An examination of the ship passenger list gives the names of my great-great grandparents, Anna Wortelker (Antje Jurgen Kuiper) and Harm Wortelker, and their ages as 54 and 51 respectively at Castle Garden, New York City, on 30 Nov. 1860. However, original church records give their year of birth as 1796 and 1799. My calculations say they would be approximately 64 and 61.
Amazingly, later census and Iowa church records validate the 1796 and 1799 information.
So, did they “loose” ten years by coming from Germany? Did they purposely give the wrong information to immigration authorizes?
And then there was the case of my great-grandmother Bouke Wortelke, wife of John Schwans, who stated her age in the United States as being 10 years younger than her recorded birth record shows in Germany.
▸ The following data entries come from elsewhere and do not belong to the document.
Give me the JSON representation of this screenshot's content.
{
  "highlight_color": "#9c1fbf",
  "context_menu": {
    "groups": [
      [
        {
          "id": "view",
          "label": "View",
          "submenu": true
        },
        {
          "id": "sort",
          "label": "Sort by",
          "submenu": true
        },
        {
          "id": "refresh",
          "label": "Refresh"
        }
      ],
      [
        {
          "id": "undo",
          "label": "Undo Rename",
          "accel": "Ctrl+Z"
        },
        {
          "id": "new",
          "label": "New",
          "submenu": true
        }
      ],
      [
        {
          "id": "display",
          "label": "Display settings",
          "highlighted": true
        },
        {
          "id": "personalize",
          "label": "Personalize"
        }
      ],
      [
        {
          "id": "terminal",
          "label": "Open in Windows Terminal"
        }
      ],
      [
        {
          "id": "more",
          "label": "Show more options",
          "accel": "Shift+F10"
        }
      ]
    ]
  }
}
She also “lost” a few years in crossing the ocean.
So, I’m left to conclude my ancestors did indeed “gain” time as they traveled west– by dropping a few years from their age! Alas, Juan Ponce de León never did find that fabled fountain of youth he set out to discover, but then good old Ponce never met my ancestors, either. They might have been able to share their discovery with him and history may have indeed been different!